Segment Open

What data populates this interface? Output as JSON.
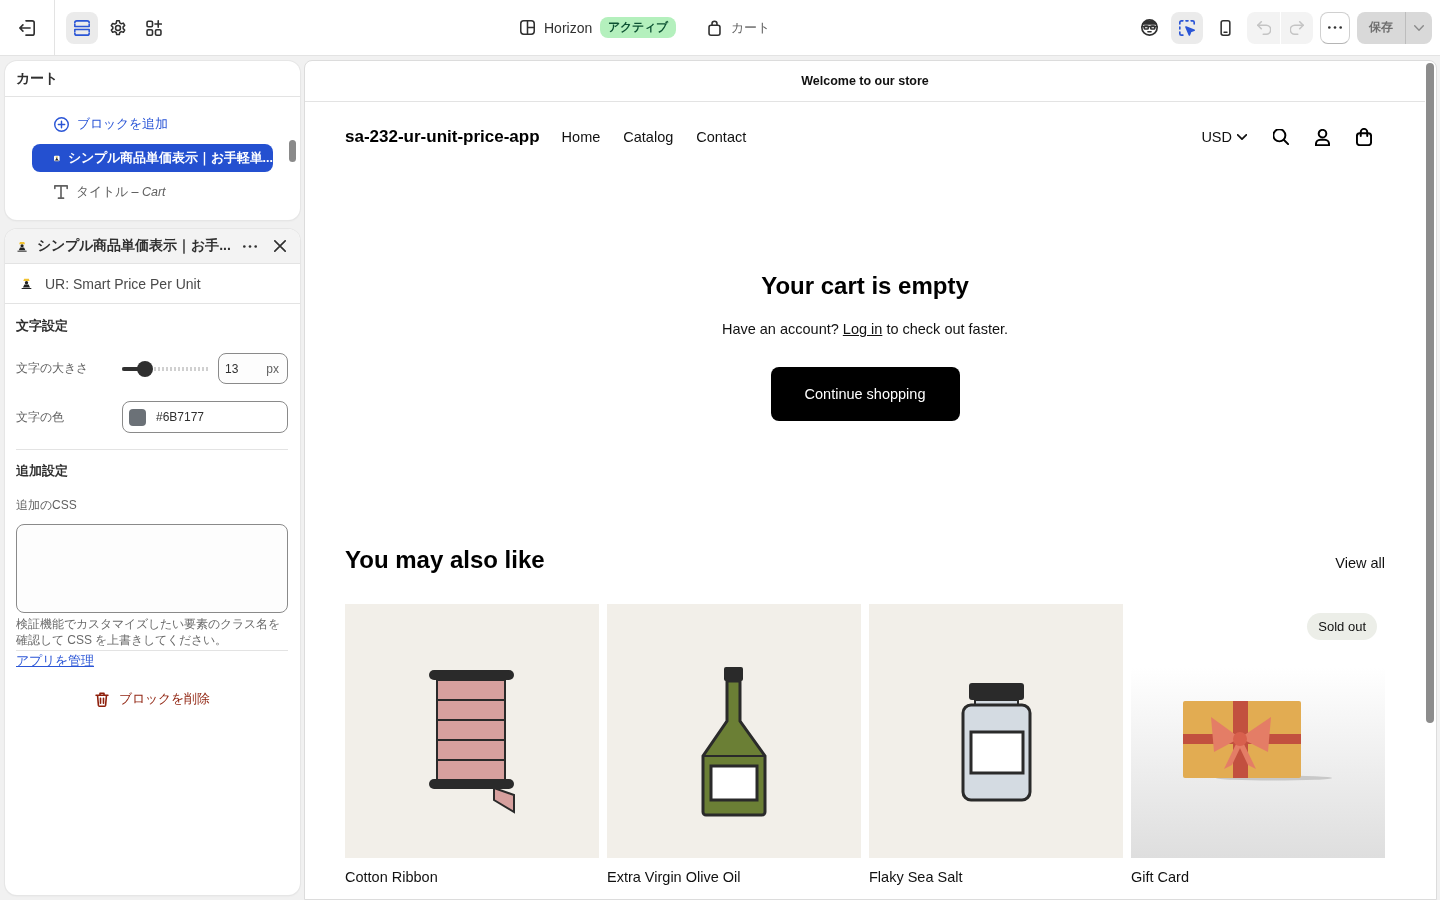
{
  "top_bar": {
    "sidebar_tabs": [
      {
        "kind": "sections",
        "selected": true
      },
      {
        "kind": "settings",
        "selected": false
      },
      {
        "kind": "apps",
        "selected": false
      }
    ],
    "theme": {
      "name": "Horizon",
      "status": "アクティブ"
    },
    "page": "カート",
    "view_tools": [
      {
        "kind": "inspect",
        "selected": false
      },
      {
        "kind": "select",
        "selected": true
      },
      {
        "kind": "mobile",
        "selected": false
      }
    ],
    "undo": {
      "disabled": true
    },
    "redo": {
      "disabled": true
    },
    "save": {
      "label": "保存",
      "disabled": true
    }
  },
  "sections_panel": {
    "title": "カート",
    "items": [
      {
        "kind": "add",
        "label": "ブロックを追加",
        "selected": false
      },
      {
        "kind": "block",
        "label": "シンプル商品単価表示｜お手軽単...",
        "selected": true
      },
      {
        "kind": "text",
        "label": "タイトル *– Cart*",
        "selected": false
      }
    ]
  },
  "block_panel": {
    "title": "シンプル商品単価表示｜お手...",
    "app_name": "UR: Smart Price Per Unit",
    "text_settings": {
      "heading": "文字設定",
      "font_size": {
        "label": "文字の大きさ",
        "level": 0.26,
        "value": "13",
        "unit": "px"
      },
      "font_color": {
        "label": "文字の色",
        "color": "#6b7177",
        "value": "#6B7177"
      }
    },
    "additional_settings": {
      "heading": "追加設定",
      "custom_css": {
        "label": "追加のCSS",
        "help": "検証機能でカスタマイズしたい要素のクラス名を確認して CSS を上書きしてください。"
      }
    },
    "manage_link": "アプリを管理",
    "remove_button": "ブロックを削除"
  },
  "preview": {
    "announcement": "Welcome to our store",
    "header": {
      "logo": "sa-232-ur-unit-price-app",
      "nav": [
        "Home",
        "Catalog",
        "Contact"
      ],
      "currency": "USD"
    },
    "cart": {
      "title": "Your cart is empty",
      "prompt_before": "Have an account?",
      "login_link": "Log in",
      "prompt_after": "to check out faster.",
      "button": "Continue shopping"
    },
    "recommendations": {
      "title": "You may also like",
      "view_all": "View all",
      "products": [
        {
          "kind": "ribbon",
          "title": "Cotton Ribbon"
        },
        {
          "kind": "oil",
          "title": "Extra Virgin Olive Oil"
        },
        {
          "kind": "salt",
          "title": "Flaky Sea Salt"
        },
        {
          "kind": "giftcard",
          "title": "Gift Card",
          "badge": "Sold out"
        }
      ]
    }
  }
}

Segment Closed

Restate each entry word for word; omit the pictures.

What data populates this interface? Output as JSON.
{
  "top_bar": {
    "sidebar_tabs": [
      {
        "kind": "sections",
        "selected": true
      },
      {
        "kind": "settings",
        "selected": false
      },
      {
        "kind": "apps",
        "selected": false
      }
    ],
    "theme": {
      "name": "Horizon",
      "status": "アクティブ"
    },
    "page": "カート",
    "view_tools": [
      {
        "kind": "inspect",
        "selected": false
      },
      {
        "kind": "select",
        "selected": true
      },
      {
        "kind": "mobile",
        "selected": false
      }
    ],
    "undo": {
      "disabled": true
    },
    "redo": {
      "disabled": true
    },
    "save": {
      "label": "保存",
      "disabled": true
    }
  },
  "sections_panel": {
    "title": "カート",
    "items": [
      {
        "kind": "add",
        "label": "ブロックを追加",
        "selected": false
      },
      {
        "kind": "block",
        "label": "シンプル商品単価表示｜お手軽単...",
        "selected": true
      },
      {
        "kind": "text",
        "label": "タイトル *– Cart*",
        "selected": false
      }
    ]
  },
  "block_panel": {
    "title": "シンプル商品単価表示｜お手...",
    "app_name": "UR: Smart Price Per Unit",
    "text_settings": {
      "heading": "文字設定",
      "font_size": {
        "label": "文字の大きさ",
        "level": 0.26,
        "value": "13",
        "unit": "px"
      },
      "font_color": {
        "label": "文字の色",
        "color": "#6b7177",
        "value": "#6B7177"
      }
    },
    "additional_settings": {
      "heading": "追加設定",
      "custom_css": {
        "label": "追加のCSS",
        "help": "検証機能でカスタマイズしたい要素のクラス名を確認して CSS を上書きしてください。"
      }
    },
    "manage_link": "アプリを管理",
    "remove_button": "ブロックを削除"
  },
  "preview": {
    "announcement": "Welcome to our store",
    "header": {
      "logo": "sa-232-ur-unit-price-app",
      "nav": [
        "Home",
        "Catalog",
        "Contact"
      ],
      "currency": "USD"
    },
    "cart": {
      "title": "Your cart is empty",
      "prompt_before": "Have an account?",
      "login_link": "Log in",
      "prompt_after": "to check out faster.",
      "button": "Continue shopping"
    },
    "recommendations": {
      "title": "You may also like",
      "view_all": "View all",
      "products": [
        {
          "kind": "ribbon",
          "title": "Cotton Ribbon"
        },
        {
          "kind": "oil",
          "title": "Extra Virgin Olive Oil"
        },
        {
          "kind": "salt",
          "title": "Flaky Sea Salt"
        },
        {
          "kind": "giftcard",
          "title": "Gift Card",
          "badge": "Sold out"
        }
      ]
    }
  }
}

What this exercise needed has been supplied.